I am making my way from Santa Clara to back to Mojave this afternoon. It’s a trip that will take about five hours and cover roughly 300 miles, but the distance traveled cannot be measured solely in time and distance. Instead, it is a voyage between two very different cultures.
Silicon Valley is a green, leafy place with shiny office buildings where talented engineers sit in cubicles writing software that makes billions of dollars. That software has helped to make user-friendly computers ubiquitous and connected the world via the Internet.
Silicon Valley has long since transitioned from the days where engineers labored in garages to produce the first personal computers. Most of the hardware production has all be shipped away to be done by low-wage workers in distant locales.
Much is made of risk taking in Silicon Valley. Millions are risked every year on start-ups that promise to change the world. Most of those companies will fail, losing money for their backers. Others will succeed, becoming the next Facebook or Apple. The rest will end up someone in the vast gulf between obscene wealth and abject bankruptcy.
By contrast, the dusty desert town of Mojave is all about hardware, and the risk are not simply monetary. Talented engineers huddle in hangars — some new, others quite old — building some of the most advanced flying machines known to man. They use computers and software to design it, but the vehicles are flown the old fashioned way — by test pilots who, as Tom Wolfe put it, are able to hang it out over the edge and pull it back at the last possible moment.
Wolfe was writing about an earlier generation of pilots who flew from the 1940’s to the 1960’s just down the road from Mojave at Edwards Air Force Base. Much has changed since then — better computing power, advanced flight simulation programs, exotic composites — yet much remains the same. Mojave remains focused — like Edwards and the Silicon Valley of old — on hardware. The space planes being developed there are descendents of the vehicles that earlier generation of pilots flew. The new vehicles have the DNA of the X-15, X-20 and M2-F3 baked into them.
Yet, the purpose is very different. The goal is not to simply to explore the outside of the flight envelope but develop a new commercial industry, one with the potential to produce billion-dollar industries and make access to space routine and affordable.The transition taking place in the desert could one day rival the successive revolutions in computing that have occurred in Silicon Valley.

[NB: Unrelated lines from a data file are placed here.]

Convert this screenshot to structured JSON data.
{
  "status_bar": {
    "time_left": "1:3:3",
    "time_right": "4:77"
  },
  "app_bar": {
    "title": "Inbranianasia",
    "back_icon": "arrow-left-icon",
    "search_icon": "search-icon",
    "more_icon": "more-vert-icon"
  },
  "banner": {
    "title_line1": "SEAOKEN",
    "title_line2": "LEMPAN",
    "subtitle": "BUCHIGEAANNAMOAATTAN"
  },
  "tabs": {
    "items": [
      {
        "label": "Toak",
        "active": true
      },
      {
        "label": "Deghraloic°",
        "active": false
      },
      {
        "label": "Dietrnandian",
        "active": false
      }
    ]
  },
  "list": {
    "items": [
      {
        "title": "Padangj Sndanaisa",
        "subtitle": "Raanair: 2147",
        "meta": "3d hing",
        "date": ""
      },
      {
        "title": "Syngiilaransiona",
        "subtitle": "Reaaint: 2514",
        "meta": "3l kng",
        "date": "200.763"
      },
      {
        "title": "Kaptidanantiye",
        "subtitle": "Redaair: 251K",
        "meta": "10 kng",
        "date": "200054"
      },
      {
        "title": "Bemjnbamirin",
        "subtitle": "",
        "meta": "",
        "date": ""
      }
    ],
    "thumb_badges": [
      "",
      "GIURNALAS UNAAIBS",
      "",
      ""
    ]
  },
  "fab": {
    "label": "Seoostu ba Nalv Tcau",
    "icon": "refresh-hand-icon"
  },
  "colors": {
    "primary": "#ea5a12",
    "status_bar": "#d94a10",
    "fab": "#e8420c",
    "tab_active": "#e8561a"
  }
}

It’s a fascinating thing to watch. And it makes the trip to the desert worth it.